**MATERIAL FOR THIS TASK**
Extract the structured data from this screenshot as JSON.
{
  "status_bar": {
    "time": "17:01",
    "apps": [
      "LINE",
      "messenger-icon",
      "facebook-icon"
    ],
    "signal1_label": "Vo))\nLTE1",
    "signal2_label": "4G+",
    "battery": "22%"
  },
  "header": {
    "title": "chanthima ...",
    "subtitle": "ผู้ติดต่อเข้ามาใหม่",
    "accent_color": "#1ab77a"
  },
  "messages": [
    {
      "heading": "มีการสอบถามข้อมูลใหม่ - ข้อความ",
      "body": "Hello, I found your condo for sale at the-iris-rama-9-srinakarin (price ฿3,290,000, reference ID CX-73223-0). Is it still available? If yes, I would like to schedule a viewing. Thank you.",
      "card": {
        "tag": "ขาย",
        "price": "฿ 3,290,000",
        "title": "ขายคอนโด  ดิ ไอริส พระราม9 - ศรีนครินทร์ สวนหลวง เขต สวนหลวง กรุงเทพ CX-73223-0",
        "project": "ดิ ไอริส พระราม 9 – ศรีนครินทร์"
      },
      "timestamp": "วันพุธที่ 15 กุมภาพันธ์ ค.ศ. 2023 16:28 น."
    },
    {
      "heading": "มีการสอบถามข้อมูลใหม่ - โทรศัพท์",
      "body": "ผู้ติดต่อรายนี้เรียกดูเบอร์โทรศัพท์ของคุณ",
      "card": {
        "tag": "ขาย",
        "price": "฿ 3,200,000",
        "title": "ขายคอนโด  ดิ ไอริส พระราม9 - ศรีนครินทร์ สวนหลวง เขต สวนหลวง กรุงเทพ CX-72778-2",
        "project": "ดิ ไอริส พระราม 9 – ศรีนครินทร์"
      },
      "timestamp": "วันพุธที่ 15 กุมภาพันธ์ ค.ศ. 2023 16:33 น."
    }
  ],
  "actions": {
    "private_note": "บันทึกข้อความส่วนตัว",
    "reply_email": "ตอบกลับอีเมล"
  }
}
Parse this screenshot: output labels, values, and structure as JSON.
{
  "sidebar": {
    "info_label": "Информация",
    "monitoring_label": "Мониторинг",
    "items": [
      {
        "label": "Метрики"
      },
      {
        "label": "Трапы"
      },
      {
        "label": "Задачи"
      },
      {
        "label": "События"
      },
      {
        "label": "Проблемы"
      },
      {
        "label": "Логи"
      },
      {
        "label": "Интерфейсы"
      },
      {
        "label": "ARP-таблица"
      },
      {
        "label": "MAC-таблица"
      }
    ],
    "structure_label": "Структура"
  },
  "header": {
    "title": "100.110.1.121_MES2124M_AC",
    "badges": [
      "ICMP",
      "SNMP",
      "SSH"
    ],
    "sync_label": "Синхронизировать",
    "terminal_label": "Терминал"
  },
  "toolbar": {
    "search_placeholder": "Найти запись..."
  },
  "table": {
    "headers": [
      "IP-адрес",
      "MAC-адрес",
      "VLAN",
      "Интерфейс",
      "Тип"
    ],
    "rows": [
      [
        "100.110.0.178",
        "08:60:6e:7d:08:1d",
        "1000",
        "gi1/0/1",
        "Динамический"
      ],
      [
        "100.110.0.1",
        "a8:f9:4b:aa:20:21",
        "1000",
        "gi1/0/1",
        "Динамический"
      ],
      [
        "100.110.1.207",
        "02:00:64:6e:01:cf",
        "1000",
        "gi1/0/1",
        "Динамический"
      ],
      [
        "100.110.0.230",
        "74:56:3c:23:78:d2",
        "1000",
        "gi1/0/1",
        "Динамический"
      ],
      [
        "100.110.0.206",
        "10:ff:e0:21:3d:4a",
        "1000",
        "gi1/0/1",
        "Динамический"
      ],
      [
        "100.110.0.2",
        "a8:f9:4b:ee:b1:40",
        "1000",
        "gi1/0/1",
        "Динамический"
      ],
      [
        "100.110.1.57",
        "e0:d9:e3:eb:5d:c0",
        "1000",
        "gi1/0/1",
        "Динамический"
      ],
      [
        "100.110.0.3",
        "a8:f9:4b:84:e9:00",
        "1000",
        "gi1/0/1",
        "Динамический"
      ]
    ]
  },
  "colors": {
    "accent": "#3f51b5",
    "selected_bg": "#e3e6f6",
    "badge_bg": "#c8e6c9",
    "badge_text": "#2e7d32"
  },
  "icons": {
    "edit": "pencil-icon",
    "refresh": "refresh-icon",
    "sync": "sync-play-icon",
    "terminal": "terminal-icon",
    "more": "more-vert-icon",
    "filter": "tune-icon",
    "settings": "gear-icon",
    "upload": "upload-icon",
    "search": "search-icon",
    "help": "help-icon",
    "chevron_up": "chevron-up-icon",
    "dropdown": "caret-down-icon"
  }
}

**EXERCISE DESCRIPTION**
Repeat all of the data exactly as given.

**RESPONSE**
Extract the structured data from this screenshot as JSON.
{
  "status_bar": {
    "time": "17:01",
    "apps": [
      "LINE",
      "messenger-icon",
      "facebook-icon"
    ],
    "signal1_label": "Vo))\nLTE1",
    "signal2_label": "4G+",
    "battery": "22%"
  },
  "header": {
    "title": "chanthima ...",
    "subtitle": "ผู้ติดต่อเข้ามาใหม่",
    "accent_color": "#1ab77a"
  },
  "messages": [
    {
      "heading": "มีการสอบถามข้อมูลใหม่ - ข้อความ",
      "body": "Hello, I found your condo for sale at the-iris-rama-9-srinakarin (price ฿3,290,000, reference ID CX-73223-0). Is it still available? If yes, I would like to schedule a viewing. Thank you.",
      "card": {
        "tag": "ขาย",
        "price": "฿ 3,290,000",
        "title": "ขายคอนโด  ดิ ไอริส พระราม9 - ศรีนครินทร์ สวนหลวง เขต สวนหลวง กรุงเทพ CX-73223-0",
        "project": "ดิ ไอริส พระราม 9 – ศรีนครินทร์"
      },
      "timestamp": "วันพุธที่ 15 กุมภาพันธ์ ค.ศ. 2023 16:28 น."
    },
    {
      "heading": "มีการสอบถามข้อมูลใหม่ - โทรศัพท์",
      "body": "ผู้ติดต่อรายนี้เรียกดูเบอร์โทรศัพท์ของคุณ",
      "card": {
        "tag": "ขาย",
        "price": "฿ 3,200,000",
        "title": "ขายคอนโด  ดิ ไอริส พระราม9 - ศรีนครินทร์ สวนหลวง เขต สวนหลวง กรุงเทพ CX-72778-2",
        "project": "ดิ ไอริส พระราม 9 – ศรีนครินทร์"
      },
      "timestamp": "วันพุธที่ 15 กุมภาพันธ์ ค.ศ. 2023 16:33 น."
    }
  ],
  "actions": {
    "private_note": "บันทึกข้อความส่วนตัว",
    "reply_email": "ตอบกลับอีเมล"
  }
}
Parse this screenshot: output labels, values, and structure as JSON.
{
  "sidebar": {
    "info_label": "Информация",
    "monitoring_label": "Мониторинг",
    "items": [
      {
        "label": "Метрики"
      },
      {
        "label": "Трапы"
      },
      {
        "label": "Задачи"
      },
      {
        "label": "События"
      },
      {
        "label": "Проблемы"
      },
      {
        "label": "Логи"
      },
      {
        "label": "Интерфейсы"
      },
      {
        "label": "ARP-таблица"
      },
      {
        "label": "MAC-таблица"
      }
    ],
    "structure_label": "Структура"
  },
  "header": {
    "title": "100.110.1.121_MES2124M_AC",
    "badges": [
      "ICMP",
      "SNMP",
      "SSH"
    ],
    "sync_label": "Синхронизировать",
    "terminal_label": "Терминал"
  },
  "toolbar": {
    "search_placeholder": "Найти запись..."
  },
  "table": {
    "headers": [
      "IP-адрес",
      "MAC-адрес",
      "VLAN",
      "Интерфейс",
      "Тип"
    ],
    "rows": [
      [
        "100.110.0.178",
        "08:60:6e:7d:08:1d",
        "1000",
        "gi1/0/1",
        "Динамический"
      ],
      [
        "100.110.0.1",
        "a8:f9:4b:aa:20:21",
        "1000",
        "gi1/0/1",
        "Динамический"
      ],
      [
        "100.110.1.207",
        "02:00:64:6e:01:cf",
        "1000",
        "gi1/0/1",
        "Динамический"
      ],
      [
        "100.110.0.230",
        "74:56:3c:23:78:d2",
        "1000",
        "gi1/0/1",
        "Динамический"
      ],
      [
        "100.110.0.206",
        "10:ff:e0:21:3d:4a",
        "1000",
        "gi1/0/1",
        "Динамический"
      ],
      [
        "100.110.0.2",
        "a8:f9:4b:ee:b1:40",
        "1000",
        "gi1/0/1",
        "Динамический"
      ],
      [
        "100.110.1.57",
        "e0:d9:e3:eb:5d:c0",
        "1000",
        "gi1/0/1",
        "Динамический"
      ],
      [
        "100.110.0.3",
        "a8:f9:4b:84:e9:00",
        "1000",
        "gi1/0/1",
        "Динамический"
      ]
    ]
  },
  "colors": {
    "accent": "#3f51b5",
    "selected_bg": "#e3e6f6",
    "badge_bg": "#c8e6c9",
    "badge_text": "#2e7d32"
  },
  "icons": {
    "edit": "pencil-icon",
    "refresh": "refresh-icon",
    "sync": "sync-play-icon",
    "terminal": "terminal-icon",
    "more": "more-vert-icon",
    "filter": "tune-icon",
    "settings": "gear-icon",
    "upload": "upload-icon",
    "search": "search-icon",
    "help": "help-icon",
    "chevron_up": "chevron-up-icon",
    "dropdown": "caret-down-icon"
  }
}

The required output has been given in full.